[App and web page records]

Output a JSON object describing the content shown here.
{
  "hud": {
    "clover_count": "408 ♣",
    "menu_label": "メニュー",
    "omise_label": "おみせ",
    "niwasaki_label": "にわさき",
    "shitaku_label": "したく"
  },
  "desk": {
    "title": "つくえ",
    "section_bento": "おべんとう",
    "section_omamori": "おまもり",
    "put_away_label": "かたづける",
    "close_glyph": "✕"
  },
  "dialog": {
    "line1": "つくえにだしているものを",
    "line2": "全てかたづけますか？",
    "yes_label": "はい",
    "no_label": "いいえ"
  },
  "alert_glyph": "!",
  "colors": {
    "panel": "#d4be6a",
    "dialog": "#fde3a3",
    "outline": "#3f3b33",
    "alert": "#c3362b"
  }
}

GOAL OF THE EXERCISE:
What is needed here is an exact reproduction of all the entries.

ANSWER SPACE:
Output a JSON object describing the content shown here.
{
  "hud": {
    "clover_count": "408 ♣",
    "menu_label": "メニュー",
    "omise_label": "おみせ",
    "niwasaki_label": "にわさき",
    "shitaku_label": "したく"
  },
  "desk": {
    "title": "つくえ",
    "section_bento": "おべんとう",
    "section_omamori": "おまもり",
    "put_away_label": "かたづける",
    "close_glyph": "✕"
  },
  "dialog": {
    "line1": "つくえにだしているものを",
    "line2": "全てかたづけますか？",
    "yes_label": "はい",
    "no_label": "いいえ"
  },
  "alert_glyph": "!",
  "colors": {
    "panel": "#d4be6a",
    "dialog": "#fde3a3",
    "outline": "#3f3b33",
    "alert": "#c3362b"
  }
}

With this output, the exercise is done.